Fouling of vessels is known to reduce efficiency, increase drag and increase fuel consumption. Also, the increased weight to mooring lines caused by fouling organisms may hinder the ease end users have of handling them. It is in the interest of owners to keep fouling off vessels and lines and thereby protecting the environment from harm caused by translocations of invasive alien species.

  • Keep boats in water for as short a time period as possible.
  • Treat your boat with appropriate antifouling that adhere to the craft manufacturers recommendations and prevent build up of organisms.
  • Ensure boats submit to yearly removal of fouling
  • When treating a craft, 100% surface cover with the chosen method is essential. Small areas left available for plant or animal growth can give species the opportunity to colonise new areas.
  • Antifouling paints are designed to present aquatic organisms with a barrier to prevent settlement. These compounds are sometimes toxic to humans, aquatic organisms and terrestrial species and care should be taken to follow the guidelines stipulated by the manufacturer at all times.
  • If mooring lines become heavily fouled remove them from the water, dispose of fouling f. in a dustbin or skip (do not allow fouling to return to the aquatic environment), and allow the ropes to dry out for a period greater than 48 hours

The following information is given as an introduction to applying antifouling paints. Please consult your local marina or consult the following organisations should you require more information on antifouling:

Work indoors: Where practical, conduct vessel maintenance indoors or under temporarily covered areas where the rain cannot cause runoff. Sheet plastic shelters can be used.

Work away from the water: At a minimum, always move boats inland to an approved work area before scraping or power washing the hull.

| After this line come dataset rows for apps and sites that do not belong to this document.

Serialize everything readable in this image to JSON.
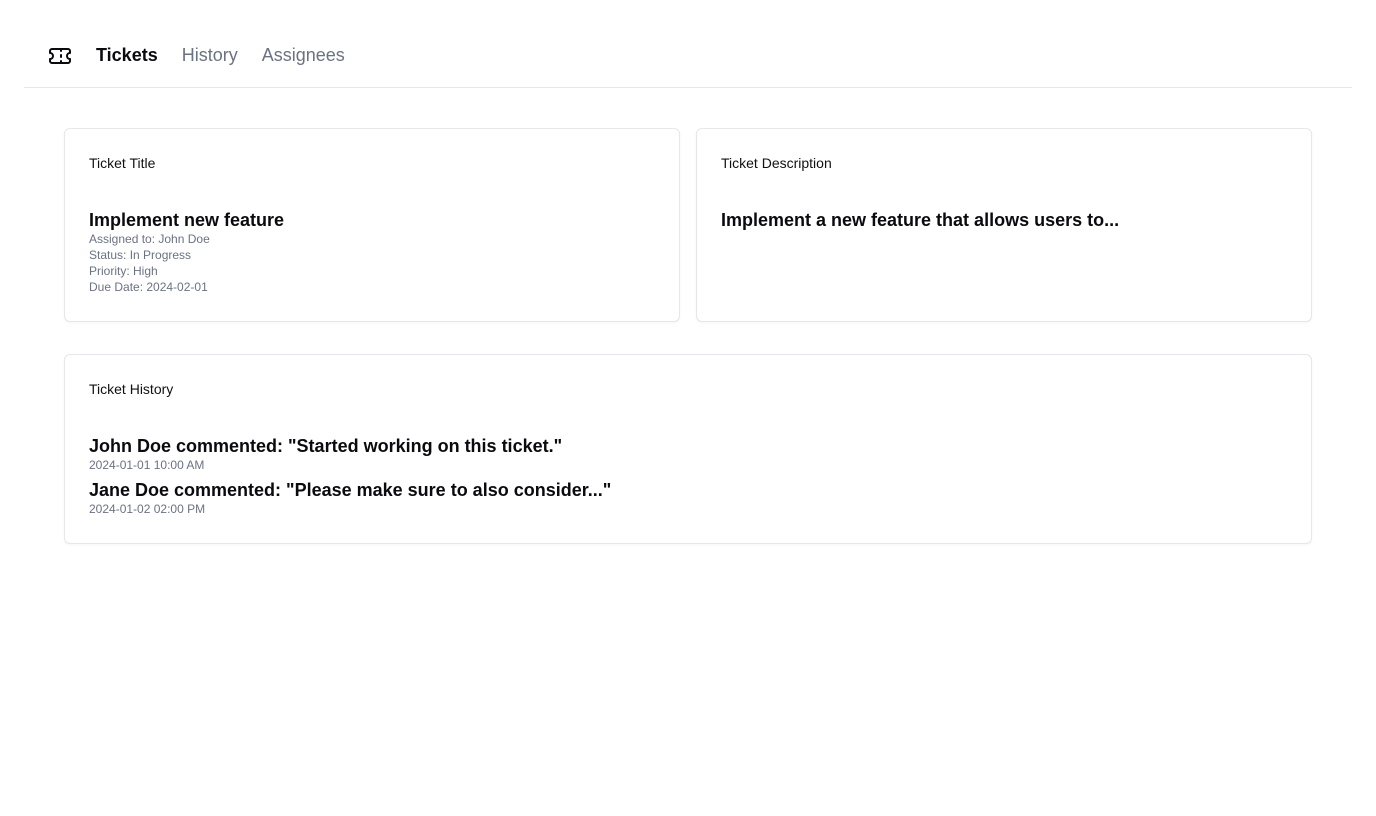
{
  "nav": {
    "logo_icon": "ticket-icon",
    "links": [
      {
        "label": "Tickets",
        "active": true
      },
      {
        "label": "History",
        "active": false
      },
      {
        "label": "Assignees",
        "active": false
      }
    ]
  },
  "ticket_title_card": {
    "header": "Ticket Title",
    "title": "Implement new feature",
    "assigned_to": "Assigned to: John Doe",
    "status": "Status: In Progress",
    "priority": "Priority: High",
    "due_date": "Due Date: 2024-02-01"
  },
  "ticket_description_card": {
    "header": "Ticket Description",
    "description": "Implement a new feature that allows users to..."
  },
  "ticket_history_card": {
    "header": "Ticket History",
    "entries": [
      {
        "text": "John Doe commented: \"Started working on this ticket.\"",
        "timestamp": "2024-01-01 10:00 AM"
      },
      {
        "text": "Jane Doe commented: \"Please make sure to also consider...\"",
        "timestamp": "2024-01-02 02:00 PM"
      }
    ]
  }
}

Do not perform hull maintenance activities on the launch ramp area or in the lift well.

Do not clean your boat while it is in the water: Never dive/use divers to remove growth on the bottom of boat hulls. This not only represents a health and safety concern but cleaning of biofouling by this manner also removes anti-foulant paint and associated pollutants.

Use dustless vacuum sanders: Dustless sanders use industrial vacuum cleaners to trap dust created in the sanding process before it becomes airborne. As the sander removes paint, dust is drawn into several holes located through the sanding pad. The dust is then sucked into a vacuum container that can be emptied for disposal. Dustless vacuum sanders are one of the best ways to control paint dust before it can become a pollutant. Added advantages include keeping a clean workplace, reducing health risks and reducing cleanup costs and time. Ensure you follow manufacturer’s guidance or receive training on the safe use of this equipment.

Use tarps and filter cloth: Use tarps and/or filter cloth to catch scrapings and other debris produced during maintenance work. Tarps and cloth are inexpensive “low-tech” methods to collect debris before it can be washed into coastal waters by storm water. Filter cloths are better than tarps when boat work is expected to last longer than one day. Should it rain, the water passes through the cloth instead of washing the debris off the tarp.

Maintain clean and tidy work area: Clean up the designated work area after scraping and painting. Leaving areas cluttered and messy will cause spills and allow pollutants to be tracked outside the work area.

Painting: Because hull paints contain toxic pollutants, they should be used with care. Consider the following when painting your boat.


  • Maintain designated work areas: Restrict mixing of paints, solvents, and reducers, as well as the painting itself, to designated areas that are located on a hard surface and isolated from the weather.
  • Do not spray paint while boat is on the water: Sprayed paint can be difficult to control. Paint can be inadvertently sprayed into the water and expose aquatic life to toxic chemicals.
  • Use spray enclosure: A spray enclosure is a permanent shed or temporary structure housing a boat during painting. Spray booths confine overspray and prevent drifting onto other boats, land, or water.
  • When using traditional paint application techniques use brushes and rollers where possible. Traditional applications are known to reduce air emissions. Some manufacturers stipulate the use of rollers or brushes so always consult manufacturer’s guidelines.
  • When spray painting, use efficient high volume, low pressure (HVLP) spray guns: HVLP sprays are one of the most efficient means for applying paint. Use a spray gun that is rated at 65 percent efficient paint transfer or greater. These spray guns direct more paint onto the intended surface and as a result, less paint gets into the air, and fewer chemicals are released.
  • Always maintain appropriate use and storage of hazardous materials and waste: Make certain that all painting materials are used strictly according to manufacturers’ instructions. Keep covers and caps on paints, thinners, and solvents to minimise the release of toxic compounds.
  • Clean up paint and supplies: Treat paint spills like oil spills. Clean up immediately with absorbent materials, paper, and/or rags. Since liquid paints are classified as hazardous material, dispose of paint brushes and paint properly.




Invasive Species Northern Ireland

Invasive Species Northern Ireland